Stored items:
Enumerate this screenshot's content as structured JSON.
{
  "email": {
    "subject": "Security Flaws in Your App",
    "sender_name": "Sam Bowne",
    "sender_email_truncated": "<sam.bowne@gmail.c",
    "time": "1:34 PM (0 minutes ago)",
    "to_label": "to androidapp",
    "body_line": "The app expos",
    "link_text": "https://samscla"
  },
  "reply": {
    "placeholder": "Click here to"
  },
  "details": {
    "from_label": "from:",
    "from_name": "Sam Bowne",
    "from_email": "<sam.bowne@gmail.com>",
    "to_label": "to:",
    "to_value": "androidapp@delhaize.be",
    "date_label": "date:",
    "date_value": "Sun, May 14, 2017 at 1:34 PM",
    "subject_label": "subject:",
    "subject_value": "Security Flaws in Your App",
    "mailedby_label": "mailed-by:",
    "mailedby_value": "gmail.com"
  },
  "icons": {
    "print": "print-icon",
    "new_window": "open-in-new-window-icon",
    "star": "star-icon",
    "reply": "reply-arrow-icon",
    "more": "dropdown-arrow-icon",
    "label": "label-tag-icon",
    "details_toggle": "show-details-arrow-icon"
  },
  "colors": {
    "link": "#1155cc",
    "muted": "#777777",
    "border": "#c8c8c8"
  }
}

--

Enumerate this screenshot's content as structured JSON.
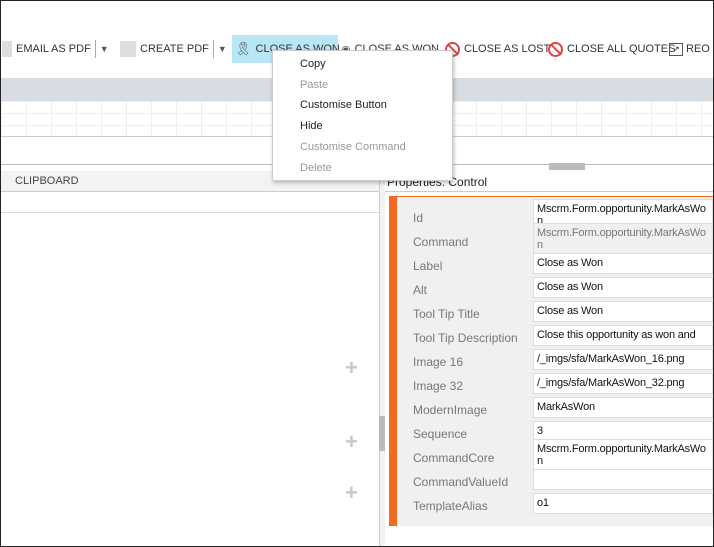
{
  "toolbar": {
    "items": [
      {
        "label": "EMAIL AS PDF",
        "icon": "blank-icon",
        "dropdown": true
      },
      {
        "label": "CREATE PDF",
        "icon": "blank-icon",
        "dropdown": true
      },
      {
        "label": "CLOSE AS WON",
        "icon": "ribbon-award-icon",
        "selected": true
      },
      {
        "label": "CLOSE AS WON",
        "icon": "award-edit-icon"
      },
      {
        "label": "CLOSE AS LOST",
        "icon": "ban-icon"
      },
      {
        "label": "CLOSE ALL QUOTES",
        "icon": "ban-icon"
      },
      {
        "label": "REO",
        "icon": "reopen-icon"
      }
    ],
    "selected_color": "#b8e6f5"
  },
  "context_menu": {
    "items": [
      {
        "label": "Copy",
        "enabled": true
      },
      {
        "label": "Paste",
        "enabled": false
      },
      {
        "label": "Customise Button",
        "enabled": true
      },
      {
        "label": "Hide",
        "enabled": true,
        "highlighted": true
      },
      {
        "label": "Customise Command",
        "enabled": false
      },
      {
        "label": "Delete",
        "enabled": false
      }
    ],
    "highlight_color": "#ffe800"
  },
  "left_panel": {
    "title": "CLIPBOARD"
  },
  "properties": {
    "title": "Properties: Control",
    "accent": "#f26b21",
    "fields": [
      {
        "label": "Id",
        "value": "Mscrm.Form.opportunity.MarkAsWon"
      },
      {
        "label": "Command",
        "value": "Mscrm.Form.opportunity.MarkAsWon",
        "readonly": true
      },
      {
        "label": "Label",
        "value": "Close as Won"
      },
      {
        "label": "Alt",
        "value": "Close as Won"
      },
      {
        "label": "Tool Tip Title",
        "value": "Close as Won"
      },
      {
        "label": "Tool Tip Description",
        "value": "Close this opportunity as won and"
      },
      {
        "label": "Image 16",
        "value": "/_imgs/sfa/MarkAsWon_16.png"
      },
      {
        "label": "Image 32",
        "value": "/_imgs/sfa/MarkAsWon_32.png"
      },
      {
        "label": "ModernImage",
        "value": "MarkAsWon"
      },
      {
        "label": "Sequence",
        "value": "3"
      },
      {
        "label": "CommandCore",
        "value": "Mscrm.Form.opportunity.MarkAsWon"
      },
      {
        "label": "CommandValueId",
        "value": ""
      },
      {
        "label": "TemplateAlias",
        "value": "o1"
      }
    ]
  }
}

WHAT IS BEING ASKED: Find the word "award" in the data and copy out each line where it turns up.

EXERCISE RESULT:
        "icon": "ribbon-award-icon",
        "icon": "award-edit-icon"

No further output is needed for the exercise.